In November 2013, the Minister for the Environment released a discussion document on the proposed amendments to the existing National Policy Statement for Freshwater Management 2011 ("NPS").  The discussion document follows the announcement of the Government's proposals for reform of our freshwater management system in March this year.

The proposed changes aim to make the NPS (the purpose of which is to guide and direct the development of freshwater management provisions in regional plans) more effective.   Regional Plans are required to "give effect to" the NPS within certain timeframes.

It is clear that the proposed amendments are driven in part by the Land and Water Forum reports released over previous years.  This is evident from the inclusion of a collaborative plan amendment process (an alternative process to the standard Schedule 1 process proposed by the Land and Water Forum).  Such a collaborative process is understood to be part of the next wave of wider reform to the Resource Management Act, however the timing and feasibility of such amendments remains uncertain.   

In terms of substantive (as opposed to procedural) changes the document proposes to ensure that regional councils account for all water takes and sources of contaminants to inform decisions on setting of freshwater objectives and limits.  The most significant change is the introduction of a National Objectives Framework ("NOF") to support and guide the setting of objectives in regional plans. The NOF sets two compulsory values with associated environmental bottom lines that must be met and a set of additional national values. 
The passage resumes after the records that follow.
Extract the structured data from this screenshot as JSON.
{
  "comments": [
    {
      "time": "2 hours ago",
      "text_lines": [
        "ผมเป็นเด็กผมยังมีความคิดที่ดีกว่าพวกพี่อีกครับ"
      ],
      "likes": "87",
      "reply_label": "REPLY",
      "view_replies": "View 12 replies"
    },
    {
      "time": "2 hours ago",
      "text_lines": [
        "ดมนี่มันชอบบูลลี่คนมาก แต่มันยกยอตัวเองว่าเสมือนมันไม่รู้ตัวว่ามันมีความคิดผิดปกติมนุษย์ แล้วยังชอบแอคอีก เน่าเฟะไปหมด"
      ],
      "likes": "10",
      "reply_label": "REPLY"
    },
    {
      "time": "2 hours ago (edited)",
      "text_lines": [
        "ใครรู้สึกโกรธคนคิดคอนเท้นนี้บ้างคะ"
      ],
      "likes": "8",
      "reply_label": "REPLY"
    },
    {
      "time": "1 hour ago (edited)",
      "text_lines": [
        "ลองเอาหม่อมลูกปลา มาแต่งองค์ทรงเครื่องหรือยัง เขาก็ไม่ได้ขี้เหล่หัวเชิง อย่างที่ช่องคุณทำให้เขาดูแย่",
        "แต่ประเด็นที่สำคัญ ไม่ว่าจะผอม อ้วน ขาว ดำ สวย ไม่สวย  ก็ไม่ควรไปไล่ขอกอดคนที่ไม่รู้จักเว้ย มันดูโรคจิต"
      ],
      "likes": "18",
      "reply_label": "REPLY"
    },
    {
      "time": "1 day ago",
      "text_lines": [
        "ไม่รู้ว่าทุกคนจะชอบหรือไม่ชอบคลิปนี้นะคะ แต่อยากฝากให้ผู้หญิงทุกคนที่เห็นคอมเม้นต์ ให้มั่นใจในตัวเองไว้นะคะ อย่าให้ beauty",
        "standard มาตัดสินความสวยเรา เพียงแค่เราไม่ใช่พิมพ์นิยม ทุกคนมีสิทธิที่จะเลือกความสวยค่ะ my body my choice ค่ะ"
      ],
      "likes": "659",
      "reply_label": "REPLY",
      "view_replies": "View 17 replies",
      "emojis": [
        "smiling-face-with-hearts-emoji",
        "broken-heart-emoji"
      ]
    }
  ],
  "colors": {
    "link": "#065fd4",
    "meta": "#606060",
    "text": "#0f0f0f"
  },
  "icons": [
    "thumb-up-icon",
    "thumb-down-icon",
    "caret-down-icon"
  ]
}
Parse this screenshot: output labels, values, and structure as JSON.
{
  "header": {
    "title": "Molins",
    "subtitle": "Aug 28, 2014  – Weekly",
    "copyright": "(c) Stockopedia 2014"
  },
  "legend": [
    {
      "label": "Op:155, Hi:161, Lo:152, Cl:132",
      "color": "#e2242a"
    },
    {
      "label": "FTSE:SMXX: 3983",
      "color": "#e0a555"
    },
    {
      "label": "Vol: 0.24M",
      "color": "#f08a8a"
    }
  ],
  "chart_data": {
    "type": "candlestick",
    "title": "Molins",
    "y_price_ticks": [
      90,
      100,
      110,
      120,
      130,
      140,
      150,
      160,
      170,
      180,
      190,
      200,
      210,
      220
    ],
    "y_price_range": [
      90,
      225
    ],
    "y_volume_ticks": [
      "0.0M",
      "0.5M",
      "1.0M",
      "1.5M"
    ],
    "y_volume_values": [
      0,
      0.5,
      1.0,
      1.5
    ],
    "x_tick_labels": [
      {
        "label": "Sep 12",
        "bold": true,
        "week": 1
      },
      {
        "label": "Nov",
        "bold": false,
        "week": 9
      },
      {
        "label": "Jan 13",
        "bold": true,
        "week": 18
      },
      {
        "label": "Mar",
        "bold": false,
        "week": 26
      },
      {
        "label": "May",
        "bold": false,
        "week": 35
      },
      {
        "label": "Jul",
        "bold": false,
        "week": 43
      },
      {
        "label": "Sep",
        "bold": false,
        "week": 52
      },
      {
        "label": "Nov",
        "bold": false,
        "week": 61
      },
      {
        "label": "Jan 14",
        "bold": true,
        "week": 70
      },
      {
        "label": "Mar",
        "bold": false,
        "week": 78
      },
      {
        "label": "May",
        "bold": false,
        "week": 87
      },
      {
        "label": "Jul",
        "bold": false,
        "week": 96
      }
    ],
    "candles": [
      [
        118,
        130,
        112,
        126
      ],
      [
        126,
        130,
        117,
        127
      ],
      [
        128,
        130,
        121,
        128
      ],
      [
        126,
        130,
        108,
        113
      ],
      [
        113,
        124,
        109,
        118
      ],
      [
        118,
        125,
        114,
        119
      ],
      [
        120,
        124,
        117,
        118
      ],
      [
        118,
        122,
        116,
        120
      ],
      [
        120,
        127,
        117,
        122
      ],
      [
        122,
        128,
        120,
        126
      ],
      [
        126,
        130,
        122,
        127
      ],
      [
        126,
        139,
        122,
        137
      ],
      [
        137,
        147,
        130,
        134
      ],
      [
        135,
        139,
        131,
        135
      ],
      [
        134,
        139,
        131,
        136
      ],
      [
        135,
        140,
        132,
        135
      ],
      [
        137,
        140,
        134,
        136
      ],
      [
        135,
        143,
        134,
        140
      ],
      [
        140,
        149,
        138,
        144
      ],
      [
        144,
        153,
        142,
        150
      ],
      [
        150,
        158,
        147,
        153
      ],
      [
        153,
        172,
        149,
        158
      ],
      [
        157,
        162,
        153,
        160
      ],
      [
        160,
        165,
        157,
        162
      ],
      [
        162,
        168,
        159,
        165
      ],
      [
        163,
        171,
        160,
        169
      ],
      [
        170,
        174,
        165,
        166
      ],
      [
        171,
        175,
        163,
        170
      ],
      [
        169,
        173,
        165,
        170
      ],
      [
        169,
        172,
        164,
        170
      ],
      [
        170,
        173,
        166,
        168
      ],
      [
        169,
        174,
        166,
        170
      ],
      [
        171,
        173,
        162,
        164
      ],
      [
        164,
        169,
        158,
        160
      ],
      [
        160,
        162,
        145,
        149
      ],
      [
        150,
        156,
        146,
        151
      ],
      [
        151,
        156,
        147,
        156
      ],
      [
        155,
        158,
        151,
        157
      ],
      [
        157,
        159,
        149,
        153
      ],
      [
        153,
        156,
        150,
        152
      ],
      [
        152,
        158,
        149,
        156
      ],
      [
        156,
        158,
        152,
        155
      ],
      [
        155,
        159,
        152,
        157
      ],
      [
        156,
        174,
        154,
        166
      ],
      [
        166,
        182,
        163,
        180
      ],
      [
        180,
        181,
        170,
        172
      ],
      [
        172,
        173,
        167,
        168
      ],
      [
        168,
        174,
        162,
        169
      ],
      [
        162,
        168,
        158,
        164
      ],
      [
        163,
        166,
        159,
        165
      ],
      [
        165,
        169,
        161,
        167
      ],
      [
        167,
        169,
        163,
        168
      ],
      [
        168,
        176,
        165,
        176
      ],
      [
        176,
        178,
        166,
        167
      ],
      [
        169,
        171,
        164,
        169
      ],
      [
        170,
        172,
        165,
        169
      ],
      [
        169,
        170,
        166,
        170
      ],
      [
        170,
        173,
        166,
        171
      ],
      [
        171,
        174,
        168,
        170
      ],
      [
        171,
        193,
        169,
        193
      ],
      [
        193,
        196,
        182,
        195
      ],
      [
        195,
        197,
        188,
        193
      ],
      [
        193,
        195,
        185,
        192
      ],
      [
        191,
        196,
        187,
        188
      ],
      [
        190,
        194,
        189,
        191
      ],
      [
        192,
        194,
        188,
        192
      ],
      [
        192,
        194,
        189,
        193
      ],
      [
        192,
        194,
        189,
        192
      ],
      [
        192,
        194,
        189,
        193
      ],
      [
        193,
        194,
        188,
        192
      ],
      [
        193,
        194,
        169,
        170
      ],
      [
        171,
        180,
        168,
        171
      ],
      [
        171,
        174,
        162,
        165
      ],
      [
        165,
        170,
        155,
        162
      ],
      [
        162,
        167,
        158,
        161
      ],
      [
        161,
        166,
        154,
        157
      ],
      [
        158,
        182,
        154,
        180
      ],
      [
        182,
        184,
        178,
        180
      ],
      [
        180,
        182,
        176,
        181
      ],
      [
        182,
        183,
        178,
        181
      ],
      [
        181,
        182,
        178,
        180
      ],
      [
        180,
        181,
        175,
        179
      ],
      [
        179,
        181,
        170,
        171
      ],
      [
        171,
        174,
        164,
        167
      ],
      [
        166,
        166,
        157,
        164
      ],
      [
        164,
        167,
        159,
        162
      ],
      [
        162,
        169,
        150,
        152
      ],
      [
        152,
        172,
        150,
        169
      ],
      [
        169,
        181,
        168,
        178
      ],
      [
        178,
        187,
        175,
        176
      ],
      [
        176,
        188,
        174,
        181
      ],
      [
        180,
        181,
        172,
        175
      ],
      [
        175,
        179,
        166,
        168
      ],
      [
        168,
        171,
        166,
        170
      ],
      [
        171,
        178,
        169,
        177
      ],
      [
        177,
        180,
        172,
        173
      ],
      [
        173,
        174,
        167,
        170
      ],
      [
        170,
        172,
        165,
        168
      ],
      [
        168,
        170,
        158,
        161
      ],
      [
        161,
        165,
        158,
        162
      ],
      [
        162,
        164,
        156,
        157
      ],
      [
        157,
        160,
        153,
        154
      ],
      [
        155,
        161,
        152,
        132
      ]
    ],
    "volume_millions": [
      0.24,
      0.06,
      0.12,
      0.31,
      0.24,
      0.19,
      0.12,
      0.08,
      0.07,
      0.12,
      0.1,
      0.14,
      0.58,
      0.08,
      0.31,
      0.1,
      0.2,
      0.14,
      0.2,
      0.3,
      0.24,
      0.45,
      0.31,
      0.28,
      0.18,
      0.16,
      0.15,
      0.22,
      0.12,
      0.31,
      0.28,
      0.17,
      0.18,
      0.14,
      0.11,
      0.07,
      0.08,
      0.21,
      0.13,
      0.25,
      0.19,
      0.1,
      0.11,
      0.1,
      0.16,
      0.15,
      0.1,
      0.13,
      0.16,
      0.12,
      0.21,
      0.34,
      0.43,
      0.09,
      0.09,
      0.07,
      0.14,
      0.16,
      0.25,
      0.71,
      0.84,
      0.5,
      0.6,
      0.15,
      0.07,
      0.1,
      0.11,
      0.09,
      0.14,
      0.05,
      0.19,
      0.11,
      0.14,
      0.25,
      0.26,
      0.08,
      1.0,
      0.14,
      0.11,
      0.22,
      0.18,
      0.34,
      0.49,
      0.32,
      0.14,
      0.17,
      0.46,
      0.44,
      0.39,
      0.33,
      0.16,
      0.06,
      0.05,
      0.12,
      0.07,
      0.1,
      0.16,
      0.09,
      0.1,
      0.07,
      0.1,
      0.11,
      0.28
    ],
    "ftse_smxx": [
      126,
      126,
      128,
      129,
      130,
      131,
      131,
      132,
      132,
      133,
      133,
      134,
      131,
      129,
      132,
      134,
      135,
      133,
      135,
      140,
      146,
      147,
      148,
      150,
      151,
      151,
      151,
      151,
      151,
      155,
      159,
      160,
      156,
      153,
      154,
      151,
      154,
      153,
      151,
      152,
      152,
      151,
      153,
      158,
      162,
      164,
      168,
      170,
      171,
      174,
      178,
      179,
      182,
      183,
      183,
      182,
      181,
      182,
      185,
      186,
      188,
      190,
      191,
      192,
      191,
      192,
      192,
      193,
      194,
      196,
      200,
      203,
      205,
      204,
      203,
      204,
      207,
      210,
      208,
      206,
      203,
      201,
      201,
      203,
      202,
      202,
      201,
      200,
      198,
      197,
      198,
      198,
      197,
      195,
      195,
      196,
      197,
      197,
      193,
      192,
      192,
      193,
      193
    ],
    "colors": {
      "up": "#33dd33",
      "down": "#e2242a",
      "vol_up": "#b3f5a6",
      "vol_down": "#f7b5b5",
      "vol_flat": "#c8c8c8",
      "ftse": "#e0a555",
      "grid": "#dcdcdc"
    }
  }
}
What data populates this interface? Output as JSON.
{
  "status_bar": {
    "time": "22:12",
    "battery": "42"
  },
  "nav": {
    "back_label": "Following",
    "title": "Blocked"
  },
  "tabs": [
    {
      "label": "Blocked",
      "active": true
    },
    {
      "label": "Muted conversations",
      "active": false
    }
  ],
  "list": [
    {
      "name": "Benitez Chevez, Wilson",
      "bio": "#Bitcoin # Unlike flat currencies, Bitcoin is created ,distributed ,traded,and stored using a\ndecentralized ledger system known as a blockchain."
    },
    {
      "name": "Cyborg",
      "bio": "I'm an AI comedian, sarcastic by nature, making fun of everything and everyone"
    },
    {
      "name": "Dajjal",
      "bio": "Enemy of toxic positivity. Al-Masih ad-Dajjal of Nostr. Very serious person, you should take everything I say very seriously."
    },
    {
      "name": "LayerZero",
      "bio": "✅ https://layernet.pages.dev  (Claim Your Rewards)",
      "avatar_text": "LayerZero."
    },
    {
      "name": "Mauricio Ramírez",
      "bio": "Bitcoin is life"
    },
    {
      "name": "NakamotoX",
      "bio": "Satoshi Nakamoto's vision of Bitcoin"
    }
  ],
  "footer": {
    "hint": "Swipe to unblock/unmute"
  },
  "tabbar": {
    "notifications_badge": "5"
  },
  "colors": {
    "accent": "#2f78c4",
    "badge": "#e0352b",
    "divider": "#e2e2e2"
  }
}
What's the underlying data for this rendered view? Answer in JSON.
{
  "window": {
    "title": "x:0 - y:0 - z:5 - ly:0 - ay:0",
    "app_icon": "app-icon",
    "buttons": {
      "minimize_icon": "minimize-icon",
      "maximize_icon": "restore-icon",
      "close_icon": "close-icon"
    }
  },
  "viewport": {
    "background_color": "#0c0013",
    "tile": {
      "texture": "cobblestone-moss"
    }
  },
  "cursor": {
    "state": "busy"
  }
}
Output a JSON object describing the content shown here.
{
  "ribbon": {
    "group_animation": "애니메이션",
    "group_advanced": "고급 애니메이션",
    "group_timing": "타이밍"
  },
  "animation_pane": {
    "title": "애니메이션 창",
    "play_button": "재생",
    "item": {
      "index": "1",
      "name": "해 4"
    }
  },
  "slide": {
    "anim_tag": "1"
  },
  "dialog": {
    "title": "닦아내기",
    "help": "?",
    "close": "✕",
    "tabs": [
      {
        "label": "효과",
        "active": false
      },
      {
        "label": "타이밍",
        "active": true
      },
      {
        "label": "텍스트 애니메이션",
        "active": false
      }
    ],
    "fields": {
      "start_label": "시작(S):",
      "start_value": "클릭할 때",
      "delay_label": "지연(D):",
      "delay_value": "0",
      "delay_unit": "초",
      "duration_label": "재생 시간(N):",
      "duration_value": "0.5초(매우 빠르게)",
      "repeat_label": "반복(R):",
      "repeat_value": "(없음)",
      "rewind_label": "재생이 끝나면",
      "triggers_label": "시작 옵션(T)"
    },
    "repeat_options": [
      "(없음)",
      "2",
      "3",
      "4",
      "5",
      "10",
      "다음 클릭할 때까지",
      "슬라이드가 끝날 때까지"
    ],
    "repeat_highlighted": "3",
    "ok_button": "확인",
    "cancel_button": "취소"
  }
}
The two compulsory values are ecosystem health and human health for secondary contact.  The proposed bottom lines relate to chlorophyll, total nitrogen, total phosphorous, nitrate toxicity, ammonia toxicity, dissolved oxygen, periphyton, E. Coli, and cyanobacteria (planktonic).

The proposed NOF is not yet complete and it is expected to be populated in later years as the science relating to freshwater management progresses, with more bottom lines and values being identified through the NPS.

The proposal also includes the introduction of the term 'Te Mana o te Wai', in an attempt to more clearly articulate tangata whenua values for fresh water within the NPS.    

The discussion document poses a series of questions that range from whether the current problems with implementing the NPS have been correctly identified through to whether there should be numeric bottom lines.  The approach itself proposes interesting legal questions, which include whether an NPS is the correct method for establishing bottom lines or whether such matters are more appropriately addressed through a National Environmental Standard.

Submissions on the discussion document are due with the Ministry for the Environment by 5pm on Tuesday 4 February 2014